Most recently, I took the Writing Motherhood event to the Ledbury Poetry Festival where I read from BOOM! with Hollie McNish and Rebecca Goss. Poet Ruth Stacey very kindly chaired the panel. It was a truly excellent event – Hollie is a magnificent performer and had us all in stitches with her poetic account of advice given to pregnant women, and Rebecca’s reading from her prize-winning collection HER BIRTH was incredibly moving. Ruth read us part of a poem by Anne Wickham, which I have to recount here for the way it evokes so many of our own experiences:

“Why was I born beneath two curses,

To bear children and to write verses?

Either one fecundity

Were heavy enough destiny.

But all my life is penalty

From the two sides of me.”

Anna Wickham, “New Eve,” in R.D. Smith, ed., The Writings of Anna Wickham (1984)

My third novel, THE MIND THIEF*, has been snapped up by a publisher. Apols to those of you who don’t speak Chinese, however, because the publisher is based in Taiwan… Fingers crossed, however, that we find a publisher keen to publish the book for you English-speaking folk.

Which brings me to my fourth novel, currently titled THE DISAPPEARED. It’s in the hands of my lovely agent at present.
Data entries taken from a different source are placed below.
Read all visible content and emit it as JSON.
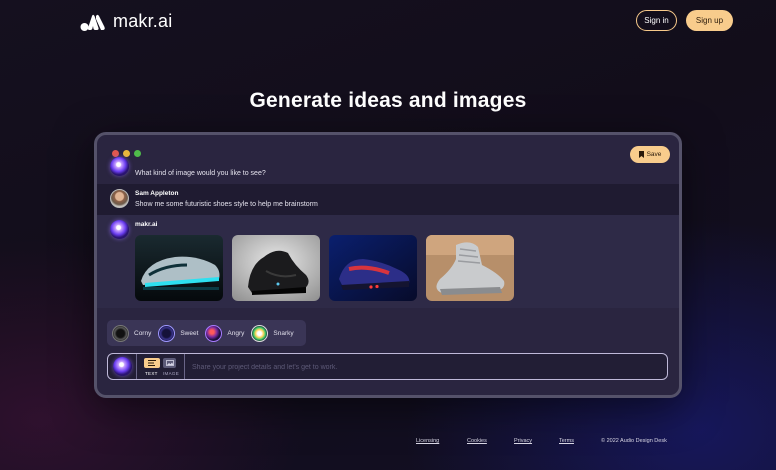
{
  "header": {
    "brand": "makr.ai",
    "signin_label": "Sign in",
    "signup_label": "Sign up"
  },
  "hero": {
    "title": "Generate ideas and images"
  },
  "app": {
    "save_label": "Save",
    "messages": [
      {
        "text": "What kind of image would you like to see?"
      },
      {
        "author": "Sam Appleton",
        "text": "Show me some futuristic shoes style to help me brainstorm"
      },
      {
        "author": "makr.ai"
      }
    ],
    "moods": [
      {
        "label": "Corny",
        "icon": "corny-mood-icon"
      },
      {
        "label": "Sweet",
        "icon": "sweet-mood-icon"
      },
      {
        "label": "Angry",
        "icon": "angry-mood-icon"
      },
      {
        "label": "Snarky",
        "icon": "snarky-mood-icon"
      }
    ],
    "composer": {
      "mode_text": "TEXT",
      "mode_image": "IMAGE",
      "placeholder": "Share your project details and let's get to work."
    }
  },
  "footer": {
    "links": [
      "Licensing",
      "Cookies",
      "Privacy",
      "Terms"
    ],
    "copyright": "© 2022 Audio Design Desk"
  },
  "colors": {
    "accent": "#f8cc8c",
    "background": "#120d1a",
    "panel": "#2a2540"
  }
}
Here is a list of things that I’m pretty sure you will find yourself doing while waiting on feedback from your agent:

1. Click ‘refresh’ on your inbox 1,398,009 per minute.

2. Read the manuscript in an attempt to telepathetically channel what she thinks of it, at which point every error that you missed whilst painstakingly editing for months on end will leap out at you. And laugh.

3. Overeat.

4. Forget everything else you were meant to be doing, which will force you to write memo lists which you’ll forget about.

5. Retweet and share posts about the writer’s agony.

6. Make endless cups of coffee, tea, or (in my case) hot chocolate.

7. In a bid to distract yourself/prevent repetitive strain injury from refreshing emails, commence a new project. In my case, the last week has involved an intensive bout of gardening, mental redecoration of the entire house, googling holidays, making 5-year-plans, and attempting a fad diet.

8. Read a novel by a writer you admire. Worry unceasingly that the book your agent is reading fails to compare.

9. Write a blog post.

10. Forget more stuff, like picking up a child from nursery.

11. Ring your mobile using your landline, to check it actually receives calls.

12. Devise a minor issue that requires an email to be sent to your agent, which she will no doubt recognise immediately as a nudge.

13. Have a little cry.

14. Discover the band A GREAT BIG WORLD. Sing along to ‘Cheer up!’ Cheer up.

15. Begin a new book.

*not the original title. But this one isn’t bad, is it?